Demand for air cargo in 2022 took a significant step back from 2021 levels but closed the year near pre-pandemic levels of 2019, according to statistics released today by the International Air Transport Association (IATA).
Global full-year demand in 2022, as measured in cargo tonne-kilometers (CTKs), was down 8.0% compared to 2021 but was down just 1.6% compared to 2019. Meanwhile, air cargo capacity in 2022 moved in the other direction, finishing the year 3.0% above 2021 as measured in available cargo tonne-kilometers (ACTKs), but declining by 8.2% compared to 2019 (pre-COVID) levels.
Trends also showed that air freight may continue to slow in 2023, since global new export orders, a leading indicator of cargo demand, have been stalled at the same level since October. And new export orders for major economies are shrinking everywhere except for growth hot-spots in Germany, the U.S., and Japan.
One reason for that tepid forecast may be continued efforts by many nations to squeeze inflation rates by slowing down their own economies, IATA said. The Consumer Price Index (CPI) for G7 countries showed inflation of 6.8% for December, a 0.6 percentage point drop compared to the previous month, when that figure was at 7.4% for November. Likewise, inflation as measured by producer (input) prices reduced to 12.7% in October, its lowest level so far in 2022.
“In the face of significant political and economic uncertainties, air cargo performance declined compared to the extraordinary levels of 2021. That brought air cargo demand to 1.6% below 2019 (pre-pandemic) levels,” Willie Walsh, IATA’s director general, said in a release.
“The continuing measures by key governments to fight inflation by cooling economies are expected to result in a further decline in cargo volumes in 2023 to -5.6% compared to 2019. It will, however, take time for these measures to bite into cargo rates,” Walsh said. “So, the good news for air cargo is that average yields and total revenue for 2023 should remain well above what they were pre-pandemic. That should provide some respite in what is likely to be a challenging trading environment in the year ahead.”
Despite that quiet cargo environment, airlines also saw passenger demand rebound in 2022 from its pandemic morass. Total traffic in 2022 (measured in revenue passenger kilometers or RPKs) rose 64.4% compared to 2021, bringing the 2022 passenger traffic volume to 68.5% of pre-pandemic (2019) levels.
“The industry left 2022 in far stronger shape than it entered, as most governments lifted COVID-19 travel restrictions during the year and people took advantage of the restoration of their freedom to travel. This momentum is expected to continue in the New Year, despite some governments’ over-reactions to China’s re-opening,” Walsh said.

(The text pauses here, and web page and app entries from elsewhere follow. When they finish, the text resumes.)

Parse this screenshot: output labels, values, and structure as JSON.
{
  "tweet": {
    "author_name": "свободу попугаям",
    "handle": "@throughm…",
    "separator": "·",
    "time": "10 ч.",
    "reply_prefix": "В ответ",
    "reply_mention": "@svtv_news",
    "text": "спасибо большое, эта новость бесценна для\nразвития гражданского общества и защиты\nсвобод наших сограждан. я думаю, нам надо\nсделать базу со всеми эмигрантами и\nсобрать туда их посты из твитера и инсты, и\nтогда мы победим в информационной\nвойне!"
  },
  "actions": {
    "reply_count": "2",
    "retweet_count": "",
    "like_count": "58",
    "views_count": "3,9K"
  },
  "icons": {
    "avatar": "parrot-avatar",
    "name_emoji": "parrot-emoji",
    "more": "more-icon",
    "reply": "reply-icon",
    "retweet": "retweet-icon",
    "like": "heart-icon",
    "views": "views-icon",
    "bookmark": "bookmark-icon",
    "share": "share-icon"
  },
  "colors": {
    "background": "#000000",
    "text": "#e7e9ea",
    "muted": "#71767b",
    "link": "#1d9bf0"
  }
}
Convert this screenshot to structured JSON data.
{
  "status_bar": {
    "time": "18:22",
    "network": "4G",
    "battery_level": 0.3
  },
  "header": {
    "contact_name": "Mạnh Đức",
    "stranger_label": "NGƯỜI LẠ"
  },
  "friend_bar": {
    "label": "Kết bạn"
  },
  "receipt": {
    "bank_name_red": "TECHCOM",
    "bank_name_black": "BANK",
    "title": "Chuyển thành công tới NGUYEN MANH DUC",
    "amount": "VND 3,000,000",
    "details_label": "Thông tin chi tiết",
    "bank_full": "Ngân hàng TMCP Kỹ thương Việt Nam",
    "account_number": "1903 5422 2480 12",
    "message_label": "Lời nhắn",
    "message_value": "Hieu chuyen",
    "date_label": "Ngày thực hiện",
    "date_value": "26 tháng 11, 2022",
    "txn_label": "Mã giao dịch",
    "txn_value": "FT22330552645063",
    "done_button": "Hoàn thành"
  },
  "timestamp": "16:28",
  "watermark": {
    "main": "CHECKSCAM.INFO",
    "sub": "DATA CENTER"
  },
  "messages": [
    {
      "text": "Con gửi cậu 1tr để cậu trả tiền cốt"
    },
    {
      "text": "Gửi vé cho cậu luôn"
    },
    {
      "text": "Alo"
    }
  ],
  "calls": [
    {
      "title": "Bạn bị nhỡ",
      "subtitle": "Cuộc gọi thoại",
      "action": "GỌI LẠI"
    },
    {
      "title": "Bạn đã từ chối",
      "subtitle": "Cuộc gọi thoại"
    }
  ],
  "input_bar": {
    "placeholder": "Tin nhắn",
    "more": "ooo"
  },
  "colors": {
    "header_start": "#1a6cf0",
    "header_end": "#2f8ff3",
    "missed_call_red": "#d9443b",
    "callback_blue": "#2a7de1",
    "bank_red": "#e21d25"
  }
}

According to IATA, global travel bans during the pandemic had a bigger impact on depressing airlines’ business results than on preventing the spread of the disease. “Let us hope that 2022 becomes known as the year in which governments locked away forever the regulatory shackles that kept their citizens earthbound for so long,” Walsh said. “It is vital that governments learn the lesson that travel restrictions and border closures have little positive impact in terms of slowing the spread of infectious diseases in our globally inter-connected world. However, they have an enormous negative impact on people’s lives and livelihoods, as well as on the global economy that depends on the unfettered movement of people and goods.”